Third, HSBC has made significant enhancements to the resources at the Group Compliance level. In 2002, when I took on the role of Head of Group Compliance, we had a staff of only eight people. Now we have close to 40 people working in Group Compliance in London, and that figure continues to grow.
Fourth, the bank has adopted new robust diligence policies. Historically, unless required by the local jurisdiction, the bank did not mandate that HSBC affiliates perform due diligence on other HSBC affiliates. However, we now require affiliates to perform diligence on each other.
And, we are in the process of rolling out the enhanced Know-Your-Customer program at our U.S. bank on a global scale. This is a substantial task because HSBC has approximately 100 million customer relationships worldwide. Nevertheless, it is an important one. It will enable the bank to make more informed and responsible decisions about its customers.
While I will not touch on all of the recent enhancements to our model, I do want to elaborate on one of these changes, the creation of a dedicated Assurance team. The mission of this new function is both to review the effectiveness of our compliance functions at all levels around the globe and to escalate compliance issues that need remediation. This team is charged with ensuring that our compliance efforts around the world meet Group standards, conducting proper monitoring, and meeting the expectations of their regulators. The team is also charged with ensuring that compliance issues are properly escalated to the Group level, that the business and compliance functions are working together to manage risk effectively and responsibly, and that every compliance team has the required skills and appropriate resources. This function, which is in addition to the continuing role of Group Audit in conducting audits of affiliates worldwide, has already provided substantial benefits.
In conclusion, the authority of the Head of Group Compliance and therefore the function as a whole is greatly increased. We have split from the legal function and now form a part of a substantially empowered risk function. This will require affiliates to act on advice and recommendations quickly and effectively.
Despite the best intentions and efforts of so many dedicated compliance and business professionals, HSBC has in some important areas failed to meet our expectations and the expectations of our regulators.
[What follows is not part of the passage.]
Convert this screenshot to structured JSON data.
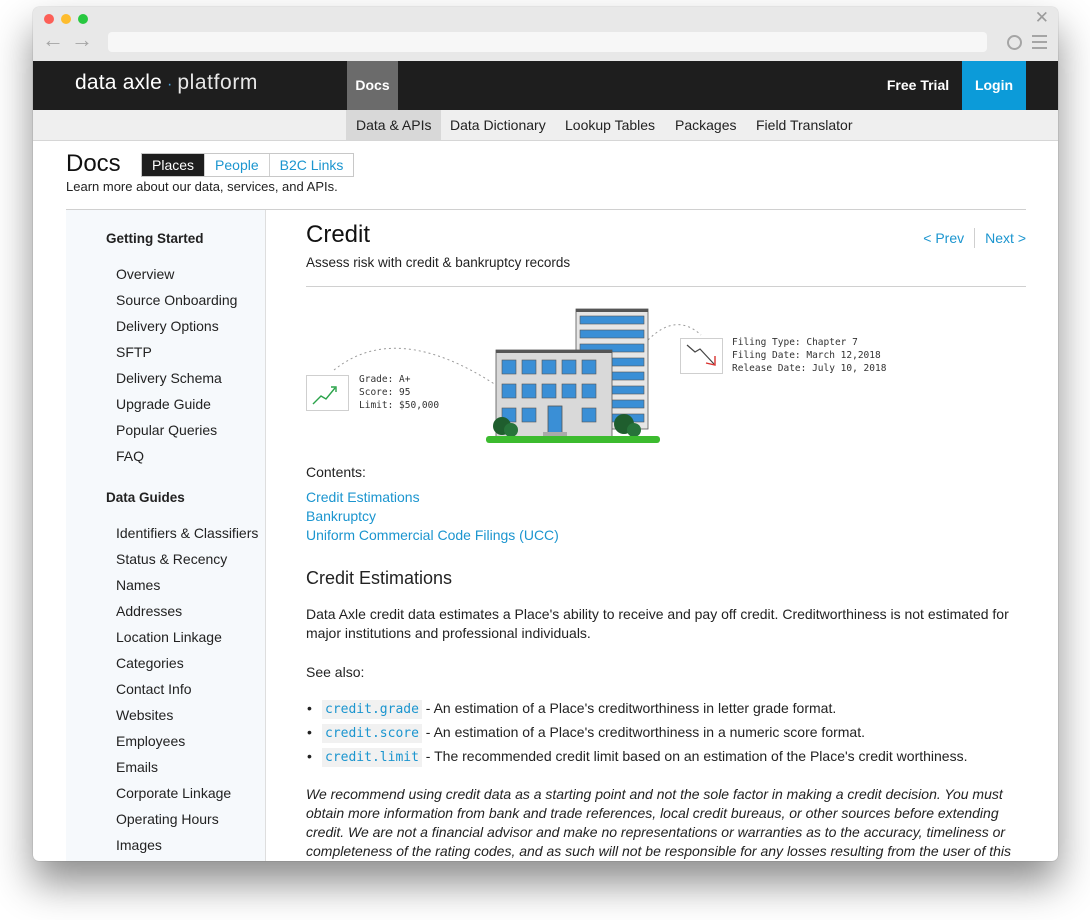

I am happy, however, to be able to say that the bank has learned from its past and is already on a path to becoming a better, stronger banking institution. The bank’s structure is, in short, very different from what it was in 2002, when I agreed to serve as Head of Group Compliance'.